My question is that I have a proc that returns data in a cursor. In the wrapper procs, I want to select a subset of the columns from the cursor and return it to the front end.
proc getData( input param1, input_param2,.... output_cursor )
open cursor for
select ...about 100 values with most of them being calculated
from table1, view 1, table2, table 3, view 2 ...
and table1.col1 = input param1
and table1.col2 = input param 2
and view1.col5 = input param5...
proc wrapper1 (in1, in2, in3,..., out1 ref_cursor)
open out1 for
select col1, col7, col10, col15, col23....
proc wrapper2 (in1, in2, in3,..., out1 ref_cursor)
open out1 for
select col5, col7, col10, col19, col23, col25....
from l_c; <---------- How do i do this with a cursor??
You should not attempt to wrap a cursor with a wrapper that transforms/modify that cursor's output.1 person found this helpful
There are very times that this makes sense. Such as complex data transformation in parallel (via a PL/SQL pipeline).
However, running standard cursors via pipelines to "format" output and selectively determine what columns to show and what to suppress, is a Bad Idea ™. Something that should be avoided.
The basic concept is to use PL/SQL code to create cursors. Not use PL/SQL code to wrap cursors into new new cursors.
Can u pls. provide an alternative solution for what I am trying to achieve?
Use PL/SQL more extensively to apply conditional logic to create the required "custom" ref cursor that the caller expects - as my basic example above shows.1 person found this helpful
So instead of doing this:
a) PL/SQL code create a ref cursor
b) PL/SQL code wraps ref cursor, and apply transformation
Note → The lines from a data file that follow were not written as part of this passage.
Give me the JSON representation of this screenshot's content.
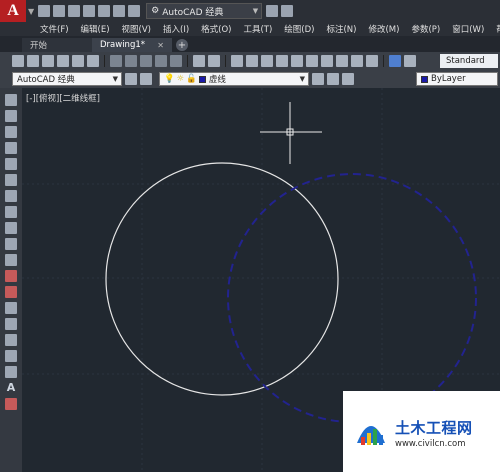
{
  "titlebar": {
    "app_logo": "A",
    "workspace": "AutoCAD 经典"
  },
  "menu": [
    "文件(F)",
    "编辑(E)",
    "视图(V)",
    "插入(I)",
    "格式(O)",
    "工具(T)",
    "绘图(D)",
    "标注(N)",
    "修改(M)",
    "参数(P)",
    "窗口(W)",
    "帮"
  ],
  "tabs": [
    {
      "label": "开始"
    },
    {
      "label": "Drawing1*"
    }
  ],
  "toolbar1": {
    "text_style": "Standard"
  },
  "toolbar2": {
    "workspace": "AutoCAD 经典",
    "layer": "虚线",
    "color": "ByLayer",
    "layer_color": "#1a1aa8"
  },
  "viewport": {
    "label": "[-][俯视][二维线框]"
  },
  "watermark": {
    "title": "土木工程网",
    "url": "www.civilcn.com"
  },
  "colors": {
    "canvas_bg": "#212830",
    "solid_circle": "#e6e6e6",
    "dashed_circle": "#22238f",
    "crosshair": "#eaeaea"
  }
}
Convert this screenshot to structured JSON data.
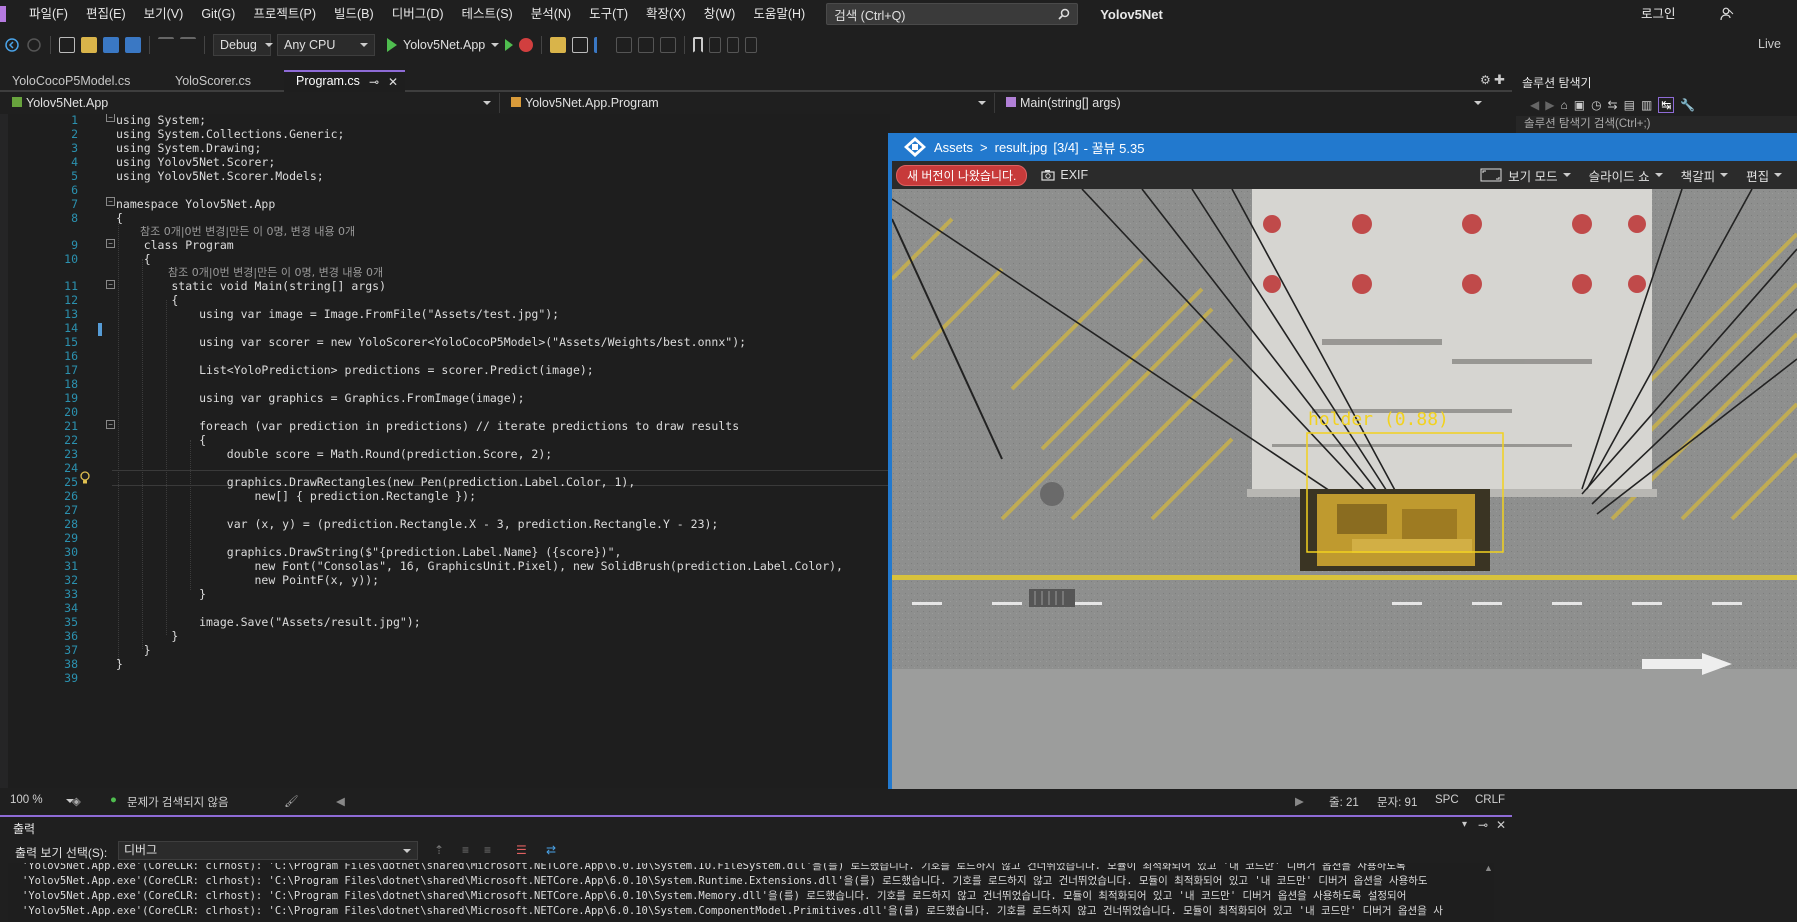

c) Wrapped code returns a new ref cursor on an existing ref cursor
a) PL/SQL code applies conditional process/rules/logic
b) custom SQL is created and ref cursor returned
A cursor is basically a SQL program (executable code). Not a data or result set. An important point to note.
If you create a cursor and wrap it, in order to transform the output, you need another cursor. So you have a program that outputs data. You now create a second program to read the first program's data, change it, and output it in a different format.
This is slower than to simply create the first program to output the actual format desired.
So instead of wrapping the cursor with a cursor (the only approach that addresses your <i>wrap-cursor-to-reformat-data</i> requirement), use the powerful PL/SQL language to directly create a cursor that outputs the desired data in the desired format.